They’ve been doing this every year for the past half dozen: At their annual joint meeting, inevitably the subject of employee salaries comes up. Then they all complain about the state law requiring that employees’ salaries be commensurate with employees in similar sized cities.
They commiserate and say they’re going to do something about it. They’re really, really going to do something about it this time. Maybe even go straighten out those state lawmakers. Get them to pass a bill, even.
And then they all go home and nothing comes of it.
Oh, sure last year some council members marched up to the state capitol and tried to convince lawmakers to do something about that nasty Commission of Industrial Relations — the governor-appointed board that settles wage disputes between cities and unions. The CIR is not to blame: they’re just carrying out the law, and the law virtually guarantees that employee salaries and benefits will rise, rise, rise.

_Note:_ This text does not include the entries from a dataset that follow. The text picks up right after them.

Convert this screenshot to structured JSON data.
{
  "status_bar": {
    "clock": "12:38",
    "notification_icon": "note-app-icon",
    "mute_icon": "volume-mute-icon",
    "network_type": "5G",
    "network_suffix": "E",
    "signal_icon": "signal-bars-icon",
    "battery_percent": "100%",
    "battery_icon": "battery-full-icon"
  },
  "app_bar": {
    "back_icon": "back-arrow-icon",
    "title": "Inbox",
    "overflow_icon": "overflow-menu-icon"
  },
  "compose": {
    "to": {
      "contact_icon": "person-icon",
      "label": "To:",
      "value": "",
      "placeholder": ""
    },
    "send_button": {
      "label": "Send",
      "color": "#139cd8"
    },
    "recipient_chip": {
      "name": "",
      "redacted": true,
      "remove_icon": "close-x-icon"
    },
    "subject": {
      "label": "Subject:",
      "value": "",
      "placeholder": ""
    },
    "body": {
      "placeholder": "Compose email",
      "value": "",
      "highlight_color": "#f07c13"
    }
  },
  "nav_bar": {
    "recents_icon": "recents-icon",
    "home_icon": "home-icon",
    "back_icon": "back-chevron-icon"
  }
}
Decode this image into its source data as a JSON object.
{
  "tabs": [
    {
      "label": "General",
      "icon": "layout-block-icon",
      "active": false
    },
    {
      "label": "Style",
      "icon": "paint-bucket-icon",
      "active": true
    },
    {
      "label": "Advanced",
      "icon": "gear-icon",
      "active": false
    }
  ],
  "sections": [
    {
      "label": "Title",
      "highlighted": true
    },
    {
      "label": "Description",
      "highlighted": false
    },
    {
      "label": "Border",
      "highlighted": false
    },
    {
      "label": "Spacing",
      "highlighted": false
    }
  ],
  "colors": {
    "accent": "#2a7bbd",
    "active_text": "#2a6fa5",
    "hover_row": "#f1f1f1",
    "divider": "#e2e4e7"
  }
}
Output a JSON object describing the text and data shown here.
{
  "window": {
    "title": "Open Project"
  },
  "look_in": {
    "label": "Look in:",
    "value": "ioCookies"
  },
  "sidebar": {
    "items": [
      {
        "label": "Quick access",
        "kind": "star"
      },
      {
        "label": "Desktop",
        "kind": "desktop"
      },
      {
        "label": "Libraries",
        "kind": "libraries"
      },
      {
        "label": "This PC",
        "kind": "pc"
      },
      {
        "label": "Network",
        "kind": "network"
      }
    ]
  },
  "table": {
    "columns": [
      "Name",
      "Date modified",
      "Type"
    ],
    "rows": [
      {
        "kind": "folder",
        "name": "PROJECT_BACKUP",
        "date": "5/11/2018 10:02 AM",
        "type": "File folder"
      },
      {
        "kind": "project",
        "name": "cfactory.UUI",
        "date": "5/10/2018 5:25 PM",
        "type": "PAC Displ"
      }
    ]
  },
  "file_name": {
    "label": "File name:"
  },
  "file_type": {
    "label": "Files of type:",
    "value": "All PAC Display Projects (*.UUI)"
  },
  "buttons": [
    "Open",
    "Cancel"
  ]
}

Especially when it’s legal to compare Lincoln’s salaries to Minneapolis’s.
Doesn’t matter if the city is broke (Omaha) or is struggling to pay for the burgeoning personnel costs (Lincoln). The law is the law. And the law was created in exchange for public employees giving up their right to strike.
And state lawmakers and various gatekeepers at the capitol don’t seem too interested in changing the law.
When I would suggest the Journal Star’s state capitol reporters write about it from that angle, they repeatedly told me the issue was DOA — dead on arrival. That lawmakers would never change the system.
Why? Is the Legislature not filled with a few former city council members or county commissioners who have some idea what’s going on in the hinterlands? Is this less of an issue in smaller towns? Or are certain powerful committee chairs blocking movement on the issue?
Perhaps a bigger question is why are the state’s two largest cities unable to get any traction on a critical issue in the Legislature? Do they not have enough lawmakers between them to get virtually anything they want accomplished?
Do their Democratic mayors — who were elected with lots of union dollars — talk big publicly but do nothing privately?
What exactly, is the problem?
Lincoln Councilman John Spatz says the stars are aligned this year, that change is coming.
Wake me up when the governor signs the bill.